- [Problem to solve] Once you have read the data below, set it all down again exactly.

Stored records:
- Opening Delimiter -

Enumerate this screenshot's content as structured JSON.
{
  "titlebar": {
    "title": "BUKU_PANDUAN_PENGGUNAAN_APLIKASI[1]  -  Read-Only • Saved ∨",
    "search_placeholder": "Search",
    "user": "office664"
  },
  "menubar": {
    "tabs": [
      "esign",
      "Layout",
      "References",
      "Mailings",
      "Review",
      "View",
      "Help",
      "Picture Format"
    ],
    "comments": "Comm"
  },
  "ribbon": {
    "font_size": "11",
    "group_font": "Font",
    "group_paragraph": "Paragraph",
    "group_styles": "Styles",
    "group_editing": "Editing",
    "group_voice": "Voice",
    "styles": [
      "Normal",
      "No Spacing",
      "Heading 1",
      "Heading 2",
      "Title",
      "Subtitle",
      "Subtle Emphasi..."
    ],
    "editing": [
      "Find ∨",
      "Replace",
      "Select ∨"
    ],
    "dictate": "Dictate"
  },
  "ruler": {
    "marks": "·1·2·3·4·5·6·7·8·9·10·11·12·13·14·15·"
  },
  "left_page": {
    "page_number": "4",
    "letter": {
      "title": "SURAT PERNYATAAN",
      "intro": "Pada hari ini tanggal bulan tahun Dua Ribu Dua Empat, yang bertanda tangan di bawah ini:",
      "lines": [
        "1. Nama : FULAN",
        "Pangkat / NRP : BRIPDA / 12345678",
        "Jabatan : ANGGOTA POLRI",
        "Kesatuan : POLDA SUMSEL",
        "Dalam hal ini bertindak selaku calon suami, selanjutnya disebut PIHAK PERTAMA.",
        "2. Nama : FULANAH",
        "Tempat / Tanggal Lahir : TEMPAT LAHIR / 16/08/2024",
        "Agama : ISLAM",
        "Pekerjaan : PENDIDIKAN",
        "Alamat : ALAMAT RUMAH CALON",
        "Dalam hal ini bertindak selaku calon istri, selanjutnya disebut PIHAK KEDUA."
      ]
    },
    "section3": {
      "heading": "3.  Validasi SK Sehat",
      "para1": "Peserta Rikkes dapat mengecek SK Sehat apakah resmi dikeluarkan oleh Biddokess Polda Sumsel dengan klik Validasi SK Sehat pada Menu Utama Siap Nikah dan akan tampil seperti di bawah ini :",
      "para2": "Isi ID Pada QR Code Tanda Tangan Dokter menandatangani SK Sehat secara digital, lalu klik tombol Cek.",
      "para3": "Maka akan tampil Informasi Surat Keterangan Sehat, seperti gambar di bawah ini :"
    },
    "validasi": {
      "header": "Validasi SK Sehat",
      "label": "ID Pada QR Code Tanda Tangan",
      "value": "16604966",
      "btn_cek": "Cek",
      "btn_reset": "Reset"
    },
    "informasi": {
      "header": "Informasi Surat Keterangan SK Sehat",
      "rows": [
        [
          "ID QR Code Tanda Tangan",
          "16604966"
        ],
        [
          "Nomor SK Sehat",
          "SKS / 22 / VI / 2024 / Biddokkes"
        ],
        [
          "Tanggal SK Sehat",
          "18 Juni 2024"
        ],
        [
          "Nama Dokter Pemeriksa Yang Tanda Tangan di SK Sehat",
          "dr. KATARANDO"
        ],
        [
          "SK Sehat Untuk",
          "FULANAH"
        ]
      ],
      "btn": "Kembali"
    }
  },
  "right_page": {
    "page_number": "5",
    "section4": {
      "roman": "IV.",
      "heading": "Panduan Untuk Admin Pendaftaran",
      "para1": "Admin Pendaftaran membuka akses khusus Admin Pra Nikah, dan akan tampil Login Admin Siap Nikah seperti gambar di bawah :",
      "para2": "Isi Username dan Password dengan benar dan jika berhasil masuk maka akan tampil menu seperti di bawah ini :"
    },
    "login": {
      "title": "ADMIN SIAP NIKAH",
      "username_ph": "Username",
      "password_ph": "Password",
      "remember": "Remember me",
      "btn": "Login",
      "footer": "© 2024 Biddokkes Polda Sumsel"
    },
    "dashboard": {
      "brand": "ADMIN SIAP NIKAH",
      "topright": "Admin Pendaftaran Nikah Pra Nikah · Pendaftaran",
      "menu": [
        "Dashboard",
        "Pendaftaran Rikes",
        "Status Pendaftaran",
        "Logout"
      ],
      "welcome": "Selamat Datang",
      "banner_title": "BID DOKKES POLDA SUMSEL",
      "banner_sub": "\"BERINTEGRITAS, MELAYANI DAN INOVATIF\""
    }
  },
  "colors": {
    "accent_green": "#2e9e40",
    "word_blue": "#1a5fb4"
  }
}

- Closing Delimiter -

- [Response area]
Enumerate this screenshot's content as structured JSON.
{
  "titlebar": {
    "title": "BUKU_PANDUAN_PENGGUNAAN_APLIKASI[1]  -  Read-Only • Saved ∨",
    "search_placeholder": "Search",
    "user": "office664"
  },
  "menubar": {
    "tabs": [
      "esign",
      "Layout",
      "References",
      "Mailings",
      "Review",
      "View",
      "Help",
      "Picture Format"
    ],
    "comments": "Comm"
  },
  "ribbon": {
    "font_size": "11",
    "group_font": "Font",
    "group_paragraph": "Paragraph",
    "group_styles": "Styles",
    "group_editing": "Editing",
    "group_voice": "Voice",
    "styles": [
      "Normal",
      "No Spacing",
      "Heading 1",
      "Heading 2",
      "Title",
      "Subtitle",
      "Subtle Emphasi..."
    ],
    "editing": [
      "Find ∨",
      "Replace",
      "Select ∨"
    ],
    "dictate": "Dictate"
  },
  "ruler": {
    "marks": "·1·2·3·4·5·6·7·8·9·10·11·12·13·14·15·"
  },
  "left_page": {
    "page_number": "4",
    "letter": {
      "title": "SURAT PERNYATAAN",
      "intro": "Pada hari ini tanggal bulan tahun Dua Ribu Dua Empat, yang bertanda tangan di bawah ini:",
      "lines": [
        "1. Nama : FULAN",
        "Pangkat / NRP : BRIPDA / 12345678",
        "Jabatan : ANGGOTA POLRI",
        "Kesatuan : POLDA SUMSEL",
        "Dalam hal ini bertindak selaku calon suami, selanjutnya disebut PIHAK PERTAMA.",
        "2. Nama : FULANAH",
        "Tempat / Tanggal Lahir : TEMPAT LAHIR / 16/08/2024",
        "Agama : ISLAM",
        "Pekerjaan : PENDIDIKAN",
        "Alamat : ALAMAT RUMAH CALON",
        "Dalam hal ini bertindak selaku calon istri, selanjutnya disebut PIHAK KEDUA."
      ]
    },
    "section3": {
      "heading": "3.  Validasi SK Sehat",
      "para1": "Peserta Rikkes dapat mengecek SK Sehat apakah resmi dikeluarkan oleh Biddokess Polda Sumsel dengan klik Validasi SK Sehat pada Menu Utama Siap Nikah dan akan tampil seperti di bawah ini :",
      "para2": "Isi ID Pada QR Code Tanda Tangan Dokter menandatangani SK Sehat secara digital, lalu klik tombol Cek.",
      "para3": "Maka akan tampil Informasi Surat Keterangan Sehat, seperti gambar di bawah ini :"
    },
    "validasi": {
      "header": "Validasi SK Sehat",
      "label": "ID Pada QR Code Tanda Tangan",
      "value": "16604966",
      "btn_cek": "Cek",
      "btn_reset": "Reset"
    },
    "informasi": {
      "header": "Informasi Surat Keterangan SK Sehat",
      "rows": [
        [
          "ID QR Code Tanda Tangan",
          "16604966"
        ],
        [
          "Nomor SK Sehat",
          "SKS / 22 / VI / 2024 / Biddokkes"
        ],
        [
          "Tanggal SK Sehat",
          "18 Juni 2024"
        ],
        [
          "Nama Dokter Pemeriksa Yang Tanda Tangan di SK Sehat",
          "dr. KATARANDO"
        ],
        [
          "SK Sehat Untuk",
          "FULANAH"
        ]
      ],
      "btn": "Kembali"
    }
  },
  "right_page": {
    "page_number": "5",
    "section4": {
      "roman": "IV.",
      "heading": "Panduan Untuk Admin Pendaftaran",
      "para1": "Admin Pendaftaran membuka akses khusus Admin Pra Nikah, dan akan tampil Login Admin Siap Nikah seperti gambar di bawah :",
      "para2": "Isi Username dan Password dengan benar dan jika berhasil masuk maka akan tampil menu seperti di bawah ini :"
    },
    "login": {
      "title": "ADMIN SIAP NIKAH",
      "username_ph": "Username",
      "password_ph": "Password",
      "remember": "Remember me",
      "btn": "Login",
      "footer": "© 2024 Biddokkes Polda Sumsel"
    },
    "dashboard": {
      "brand": "ADMIN SIAP NIKAH",
      "topright": "Admin Pendaftaran Nikah Pra Nikah · Pendaftaran",
      "menu": [
        "Dashboard",
        "Pendaftaran Rikes",
        "Status Pendaftaran",
        "Logout"
      ],
      "welcome": "Selamat Datang",
      "banner_title": "BID DOKKES POLDA SUMSEL",
      "banner_sub": "\"BERINTEGRITAS, MELAYANI DAN INOVATIF\""
    }
  },
  "colors": {
    "accent_green": "#2e9e40",
    "word_blue": "#1a5fb4"
  }
}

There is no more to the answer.